crew of 8 carrying boulder crew hoisting boulder up slope

After working on moving rocks for a while, it was time to switch tasks to make sure nobody was too overworked. I moved onto constructing the new re-routed section of trail. I had never done trail building work before and never realized how much thought and work goes into it. The first step was clearing the brush away from where the trail would be. That means clearing the brush above and below the surface; we ended up digging out all the roots that were in the trail’s path. If this step was not completed the dirt would have compacted around the roots creating a tripping hazard. The next step was refining the curvature of the trail. This is where the most thought comes into play. The main goal of the trail is to “keep people on, and water off” as the SHTA volunteers would say. To accomplish this the trail must have some curves to it but not so much that trail users avoid following the trail. Our project host guided us through walking the proposed trail with our arms held out to the side, parallel to the ground to feel where the water would run off the trail. His words during this process were “don’t think, be water”. It was a very intuitive process that took me a few moments to understand. We then made the trail so that each “water off” area had a slight bend in it. Once that was settled, we marked out the finalized trail and began going through the four different stages of building tread. The stages are downslope, backslope, bench, and critical edge. Each stage has a specific task that in the end created the user and nature friendly trail shown below.

fresh dirt trail in forest

The last task for all the conservation corps members was to assist in placing the stringers on the bridge.

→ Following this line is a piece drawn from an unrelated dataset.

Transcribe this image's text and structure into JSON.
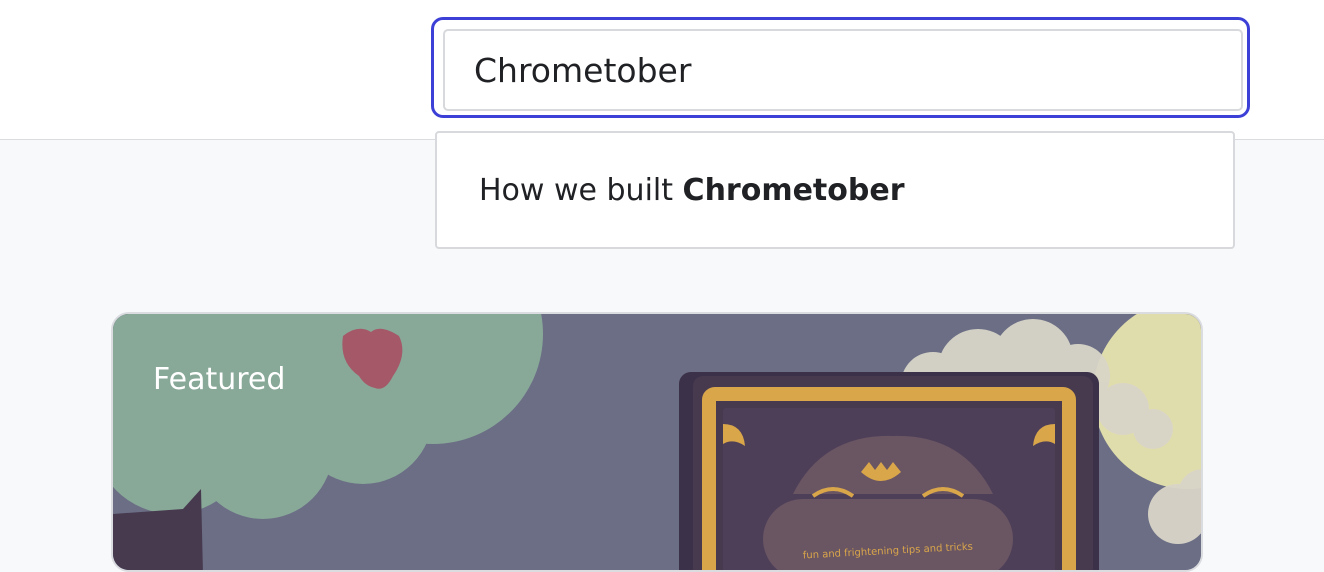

All 20 volunteers assisted in pivoting the 24 foot long pieces of lumber up and over a small river bed to their final destination. It was surprisingly easy with everyone working together and we all cheered once they were in place. The STHA graciously allowed us to sign the underside of a board that was placed in the middle of the bridge. I felt so honored not only to be a part of such a big project but to have my signature placed on it as well really made it special.entire crew standing in streambed holding beam above their headssignature on bottom of board taking photo of signatures under bridge